  2. binderme says:

    >Today diesels are rated at what is actually the real world mixed consumption for a highway rating. The epa ratings also ridiculously claim automatic ratings to be the same or higher than manual equipped models which in no way matches real world.

    What the ratings should be on the current Passat TDI manual trans 35 city/ 45 mixed/ 52-54 highway. The Passat TDI DSG model should be 30 city/ 38 mixed/ 45-48 highway. The other diesel offerings from the other German auto makers are similarly under rated from real world. Having the window epa rating today be extremely low below what they actually should be is hurting sales to for people that would purchase a diesel if the epa rating actually gave a real picture of consumption.

  3. binderme says:

    The over rating well above reality today given to all hybrids gives them an unfair made up advantage over diesels and small displacement gasoline powered with manual trans models……..

    Today the epa is giving automatics of all sorts similar or higher ratings than manual trans versions of the same models, numbers that no one will ever see lowers real world CAFE by at least 30-40 % today.

    And lastly giving SUVs and Pickups ratings that no one will ever get within 40-50 % of real world is allowing these gasoline wasting models to continue to be sold.

    I wonder what the reaction of drivers will be this summer if we actually do hit the $5 or more mark for RUG this summer???????? I already drive a ~50 mpgUS diesel VW so the impact will not be that much to me. But the cost will be devistating to the idiots that still is under the illusion they can drive a 6-12 mpgUS real world SUV or Pickup as a passenger vehicle.

  4. binderme says:

    Our current light duty diesel emissions ( car specific emissions rules ) rules don't give any clean air but they do block the highest mpg vehicles ever built from the US market. It is completely stupid to have these strict emissions requirements on vehicles that make up less than 1 % of the on road today fleet……….These over stringent emissions rules on vehicles that no one but VW has sold in the US since 1986 model year. Pickups sold in the US over the last 26 years haven't, still don't have to pass these emissions rules…….

    Today in Europe you can buy a BlueMotion TDI Polo that has no trouble hitting close to 80 mpgUS in real world driving, A similar Golf BlueMotion that easily hits mid 70s mpgs US, A similar Passat BlueMotion that achieves high 60s to around 70 mpgUS. Every auto maker sells similar models to these everywhere else in the world. In countries where diesel offerings like described above are sold they can't give away hybrids of any type………..Why would anyone want an expensive hybrid of any sort when a diesel can easily beat their mpgs @ as little as 1/3rd the cost?????…….they don't……

  5. bryan says:

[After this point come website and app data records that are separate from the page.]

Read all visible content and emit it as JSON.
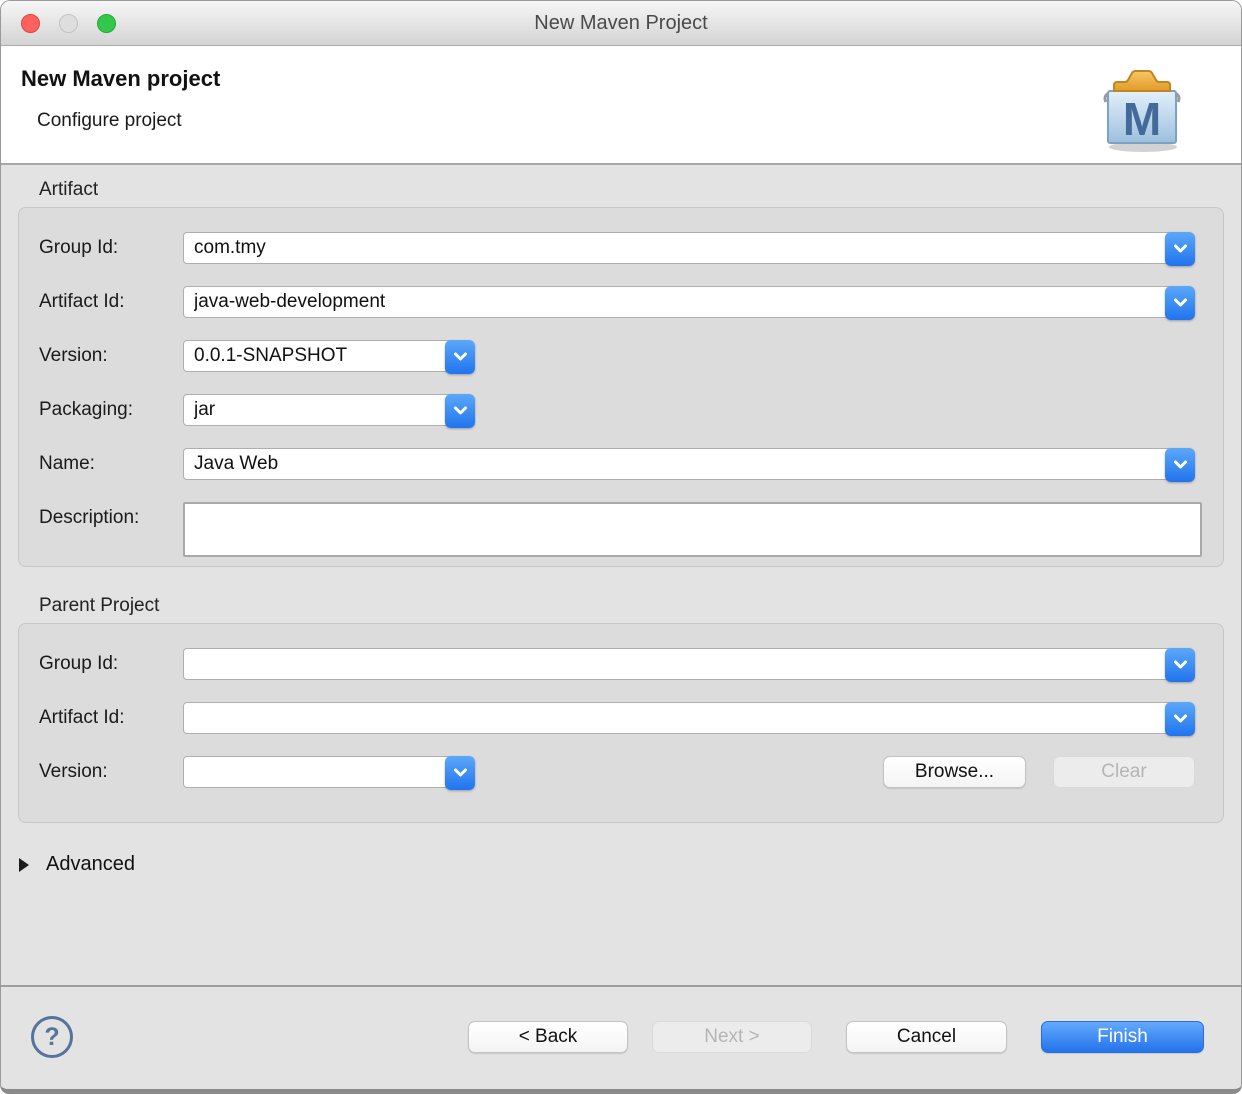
{
  "window": {
    "title": "New Maven Project"
  },
  "header": {
    "title": "New Maven project",
    "subtitle": "Configure project",
    "icon_letter": "M"
  },
  "artifact": {
    "legend": "Artifact",
    "group_id": {
      "label": "Group Id:",
      "value": "com.tmy"
    },
    "artifact_id": {
      "label": "Artifact Id:",
      "value": "java-web-development"
    },
    "version": {
      "label": "Version:",
      "value": "0.0.1-SNAPSHOT"
    },
    "packaging": {
      "label": "Packaging:",
      "value": "jar"
    },
    "name": {
      "label": "Name:",
      "value": "Java Web"
    },
    "description": {
      "label": "Description:",
      "value": ""
    }
  },
  "parent_project": {
    "legend": "Parent Project",
    "group_id": {
      "label": "Group Id:",
      "value": ""
    },
    "artifact_id": {
      "label": "Artifact Id:",
      "value": ""
    },
    "version": {
      "label": "Version:",
      "value": ""
    },
    "browse_label": "Browse...",
    "clear_label": "Clear",
    "clear_enabled": false
  },
  "advanced": {
    "label": "Advanced",
    "expanded": false
  },
  "footer": {
    "help_label": "?",
    "buttons": {
      "back": "< Back",
      "next": "Next >",
      "cancel": "Cancel",
      "finish": "Finish"
    },
    "next_enabled": false
  },
  "colors": {
    "accent_blue": "#2373ec",
    "combo_button_top": "#5ba8f9",
    "combo_button_bottom": "#2174ee",
    "window_bg": "#e3e3e3",
    "group_box_bg": "#dcdcdc",
    "traffic_red": "#fc615d",
    "traffic_minimize_disabled": "#dedede",
    "traffic_green": "#32c84b",
    "maven_lid_orange": "#f0b14a",
    "maven_body_blue": "#b9d4ea"
  },
  "icons": {
    "combo_chevron": "chevron-down",
    "disclosure": "triangle-right",
    "help": "question-mark-circle",
    "maven_logo": "maven-toolbox"
  }
}
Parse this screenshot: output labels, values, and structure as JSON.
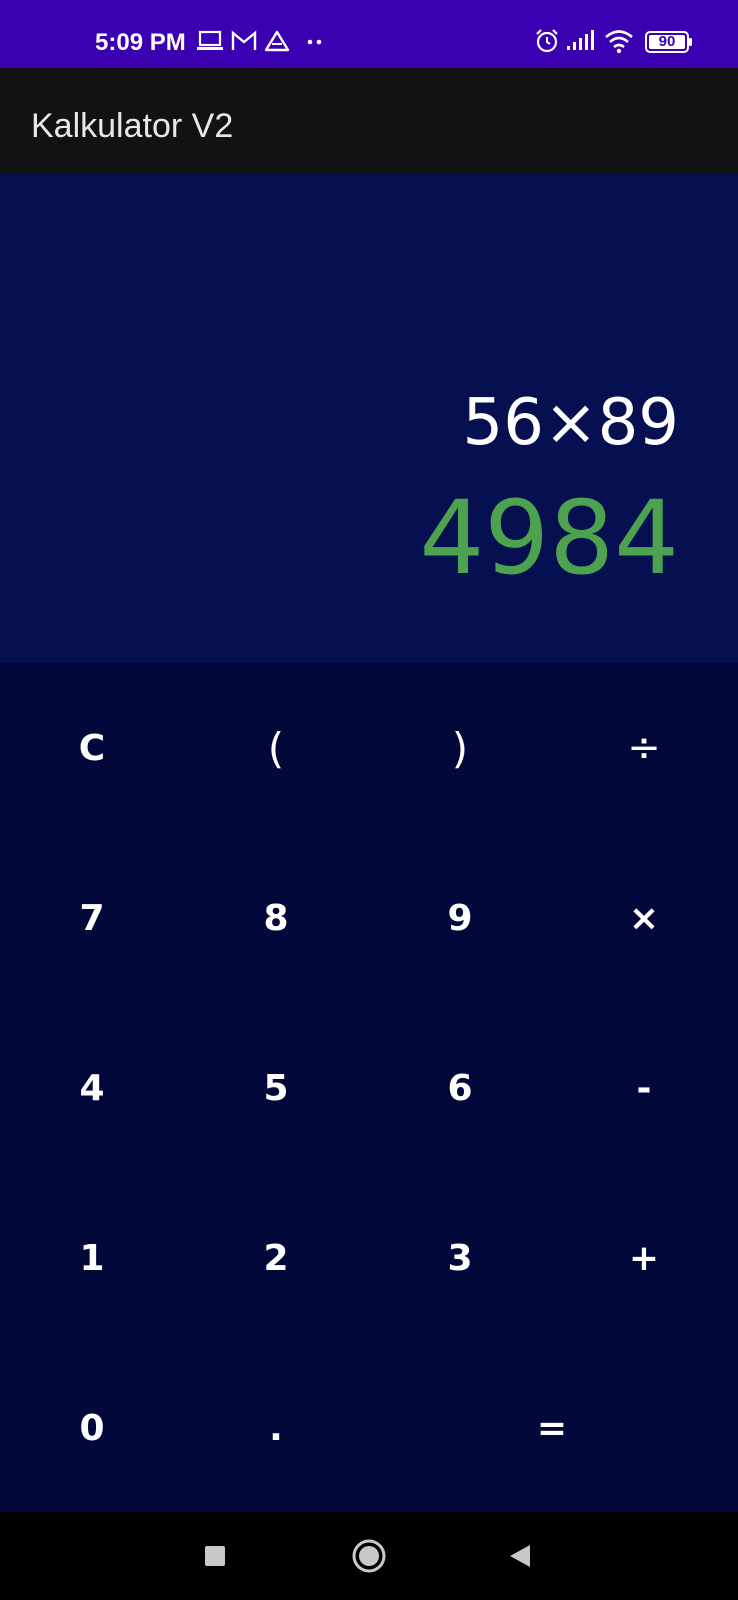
{
  "status_bar": {
    "time": "5:09 PM",
    "left_icons": [
      "laptop-icon",
      "gmail-icon",
      "drive-icon",
      "more-dots-icon"
    ],
    "right_icons": [
      "alarm-icon",
      "signal-icon",
      "wifi-icon",
      "battery-icon"
    ],
    "battery_level": "90",
    "bar_color": "#3A00B2"
  },
  "app_bar": {
    "title": "Kalkulator V2"
  },
  "display": {
    "expression": "56×89",
    "result": "4984",
    "result_color": "#4CA24E"
  },
  "keypad": {
    "rows": [
      [
        "C",
        "(",
        ")",
        "÷"
      ],
      [
        "7",
        "8",
        "9",
        "×"
      ],
      [
        "4",
        "5",
        "6",
        "-"
      ],
      [
        "1",
        "2",
        "3",
        "+"
      ],
      [
        "0",
        ".",
        "="
      ]
    ]
  },
  "nav_bar": {
    "buttons": [
      "recents-square-icon",
      "home-circle-icon",
      "back-triangle-icon"
    ]
  }
}
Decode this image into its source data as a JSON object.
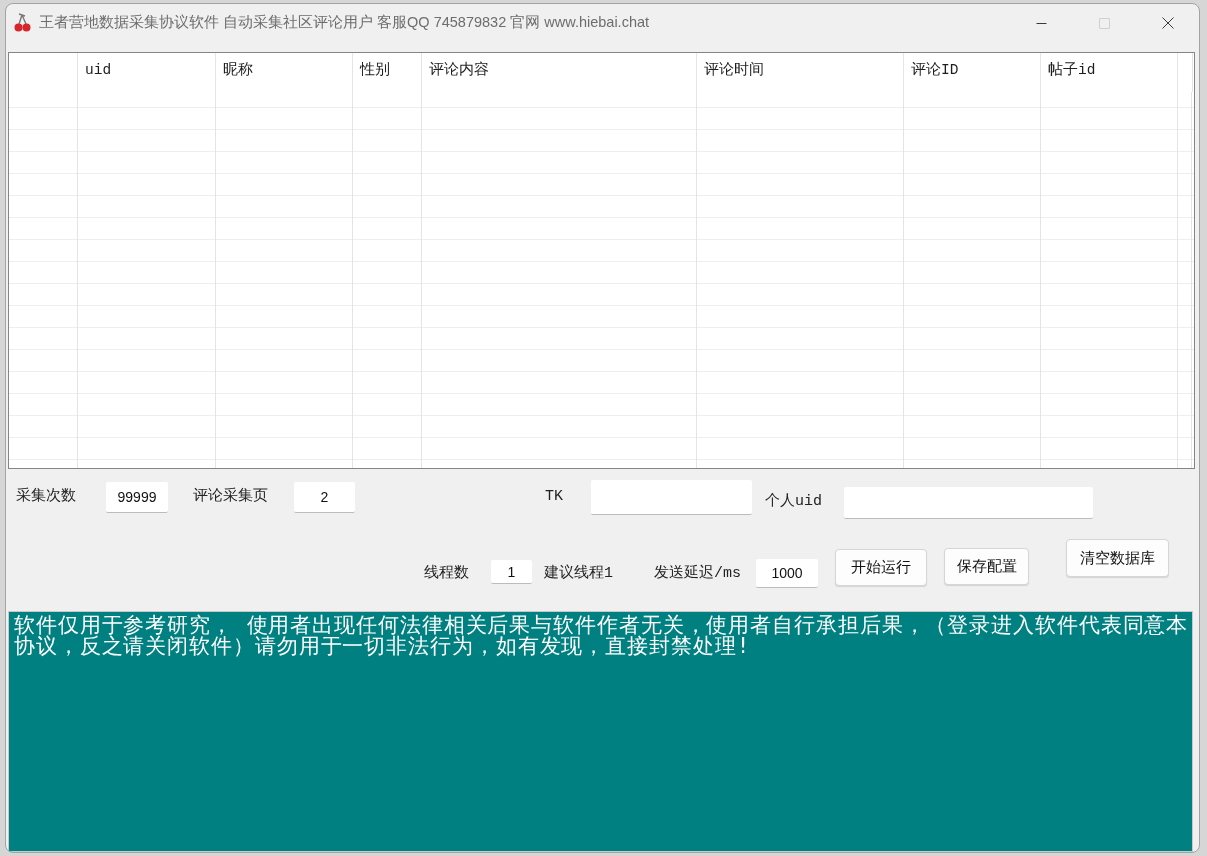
{
  "window": {
    "title": "王者营地数据采集协议软件 自动采集社区评论用户 客服QQ 745879832 官网 www.hiebai.chat"
  },
  "window_controls": [
    {
      "kind": "minimize",
      "disabled": false
    },
    {
      "kind": "maximize",
      "disabled": true
    },
    {
      "kind": "close",
      "disabled": false
    }
  ],
  "table": {
    "columns": [
      "uid",
      "昵称",
      "性别",
      "评论内容",
      "评论时间",
      "评论ID",
      "帖子id"
    ]
  },
  "form_rows": [
    {
      "items": [
        {
          "kind": "label",
          "text": "采集次数"
        },
        {
          "kind": "field",
          "value": "99999"
        },
        {
          "kind": "label",
          "text": "评论采集页"
        },
        {
          "kind": "field",
          "value": "2"
        },
        {
          "kind": "label",
          "text": "TK"
        },
        {
          "kind": "field"
        },
        {
          "kind": "label",
          "text": "个人uid"
        },
        {
          "kind": "field"
        }
      ]
    },
    {
      "items": [
        {
          "kind": "label",
          "text": "线程数"
        },
        {
          "kind": "field",
          "value": "1"
        },
        {
          "kind": "label",
          "text": "建议线程1"
        },
        {
          "kind": "label",
          "text": "发送延迟/ms"
        },
        {
          "kind": "field",
          "value": "1000"
        },
        {
          "kind": "button",
          "label": "开始运行"
        },
        {
          "kind": "button",
          "label": "保存配置"
        },
        {
          "kind": "button",
          "label": "清空数据库"
        }
      ]
    }
  ],
  "notice": {
    "text": "软件仅用于参考研究， 使用者出现任何法律相关后果与软件作者无关，使用者自行承担后果，（登录进入软件代表同意本协议，反之请关闭软件）请勿用于一切非法行为，如有发现，直接封禁处理!"
  }
}
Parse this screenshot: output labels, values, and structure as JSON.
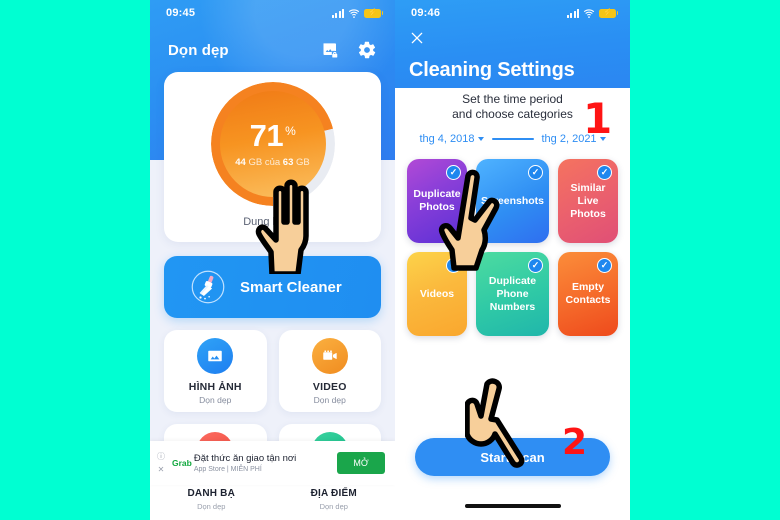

    as i understand it the epa changed the way mpg is computed. the car people advertised and stretched the truth a little . in response to the fuel crtunch.
    also newer cars are hevier for crash standards even in similar sized vehicles. so a car that get38 mpog lik my toyota echo would have had a sticker mpg of 43-45 back in the day an d no crash rating youd want to be in.
    one idea is to insulate the engine and use the steam produced from the cooling system to compress air. The motor could have jsut 2 cylinders this way. first the air tank would be filled at home. the vehicle takes off between the air and the cylinders it has normal performance. then as the engine heats the coolant water to steam it compresses more air. the compressed air runs all auxiliary systems located in the trunk of the car. ( eisier to work on too also cooler and cheaper to make) the heat made by the air comprssor is conserved with insulation and removed with coolant. the brakes heat is also conserved this way and air is also compressed when coasting . also more air is made while ideling so that fuel is not lost. the 2 cylinders can also run a t a constant ideal speed as well. no heavy batteries are needed. and the engine is so small now it can be put anywhere. jsut some ideas. of course the engine would be made to run hot. this would reduce the need for an elaborate steam generator i was thinking the radiator could be put under the vehicle so that where normally ithere is a lot of drag there it wouldnt matter as much.